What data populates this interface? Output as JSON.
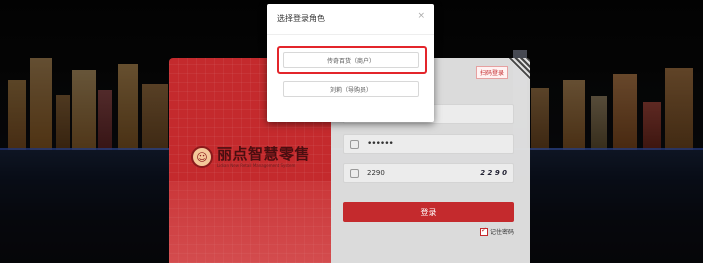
{
  "modal": {
    "title": "选择登录角色",
    "close_glyph": "×",
    "roles": [
      {
        "label": "传奇百货（商户）",
        "selected": true
      },
      {
        "label": "刘莉（导购员）",
        "selected": false
      }
    ]
  },
  "brand": {
    "name": "丽点智慧零售",
    "subtitle": "Lidian New Retail Management System",
    "logo_glyph": "☺"
  },
  "login": {
    "scan_label": "扫码登录",
    "password_mask": "••••••",
    "captcha_value": "2290",
    "captcha_image_text": "2 2 9 0",
    "submit_label": "登录",
    "remember_label": "记住密码"
  },
  "colors": {
    "accent": "#c42a2d",
    "highlight": "#e3252b"
  }
}
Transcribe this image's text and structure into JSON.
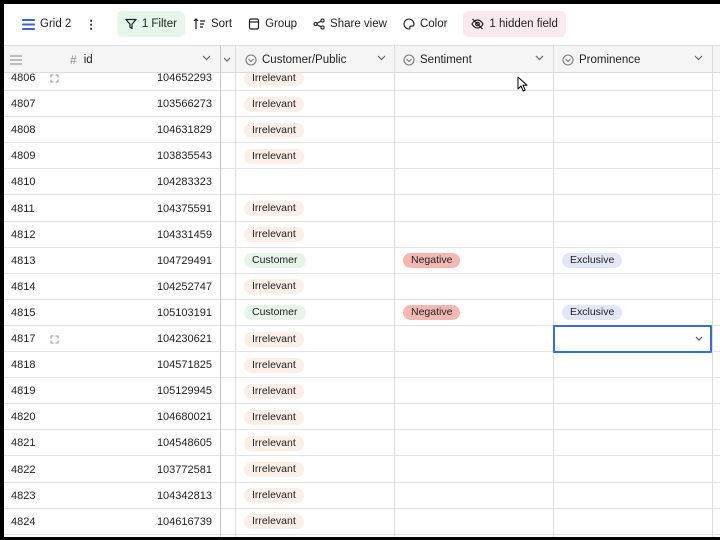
{
  "toolbar": {
    "view_name": "Grid 2",
    "filter_label": "1 Filter",
    "sort_label": "Sort",
    "group_label": "Group",
    "share_label": "Share view",
    "color_label": "Color",
    "hidden_label": "1 hidden field",
    "more_glyph": "⋮"
  },
  "columns": {
    "id": "id",
    "customer": "Customer/Public",
    "sentiment": "Sentiment",
    "prominence": "Prominence",
    "id_type_glyph": "#"
  },
  "colors": {
    "irrelevant_bg": "#fcefe8",
    "customer_bg": "#e6f5e9",
    "negative_bg": "#f4b8b3",
    "exclusive_bg": "#e1e7f7",
    "filter_bg": "#e7f6ea",
    "hidden_bg": "#fbe9ef",
    "selection_border": "#3a6fd0"
  },
  "rows": [
    {
      "num": "4806",
      "id": "104652293",
      "customer": "Irrelevant",
      "sentiment": "",
      "prominence": ""
    },
    {
      "num": "4807",
      "id": "103566273",
      "customer": "Irrelevant",
      "sentiment": "",
      "prominence": ""
    },
    {
      "num": "4808",
      "id": "104631829",
      "customer": "Irrelevant",
      "sentiment": "",
      "prominence": ""
    },
    {
      "num": "4809",
      "id": "103835543",
      "customer": "Irrelevant",
      "sentiment": "",
      "prominence": ""
    },
    {
      "num": "4810",
      "id": "104283323",
      "customer": "",
      "sentiment": "",
      "prominence": ""
    },
    {
      "num": "4811",
      "id": "104375591",
      "customer": "Irrelevant",
      "sentiment": "",
      "prominence": ""
    },
    {
      "num": "4812",
      "id": "104331459",
      "customer": "Irrelevant",
      "sentiment": "",
      "prominence": ""
    },
    {
      "num": "4813",
      "id": "104729491",
      "customer": "Customer",
      "sentiment": "Negative",
      "prominence": "Exclusive"
    },
    {
      "num": "4814",
      "id": "104252747",
      "customer": "Irrelevant",
      "sentiment": "",
      "prominence": ""
    },
    {
      "num": "4815",
      "id": "105103191",
      "customer": "Customer",
      "sentiment": "Negative",
      "prominence": "Exclusive"
    },
    {
      "num": "4817",
      "id": "104230621",
      "customer": "Irrelevant",
      "sentiment": "",
      "prominence": ""
    },
    {
      "num": "4818",
      "id": "104571825",
      "customer": "Irrelevant",
      "sentiment": "",
      "prominence": ""
    },
    {
      "num": "4819",
      "id": "105129945",
      "customer": "Irrelevant",
      "sentiment": "",
      "prominence": ""
    },
    {
      "num": "4820",
      "id": "104680021",
      "customer": "Irrelevant",
      "sentiment": "",
      "prominence": ""
    },
    {
      "num": "4821",
      "id": "104548605",
      "customer": "Irrelevant",
      "sentiment": "",
      "prominence": ""
    },
    {
      "num": "4822",
      "id": "103772581",
      "customer": "Irrelevant",
      "sentiment": "",
      "prominence": ""
    },
    {
      "num": "4823",
      "id": "104342813",
      "customer": "Irrelevant",
      "sentiment": "",
      "prominence": ""
    },
    {
      "num": "4824",
      "id": "104616739",
      "customer": "Irrelevant",
      "sentiment": "",
      "prominence": ""
    }
  ]
}
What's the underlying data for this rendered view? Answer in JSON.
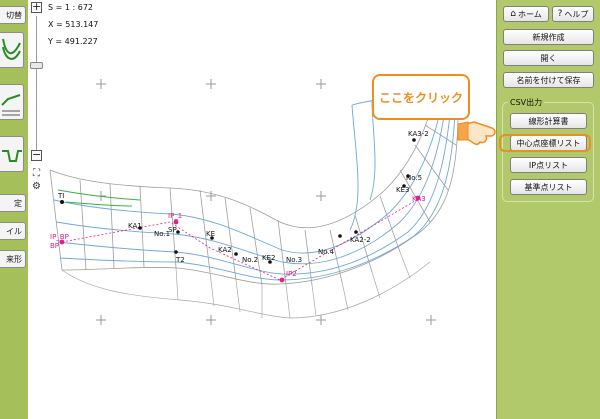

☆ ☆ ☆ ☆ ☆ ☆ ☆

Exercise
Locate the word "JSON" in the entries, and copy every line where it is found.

Answer for the task
What data populates this interface? Output as JSON.
Transcribe this image's text and structure into JSON.
What's the underlying data for this rendered view? Answer in JSON.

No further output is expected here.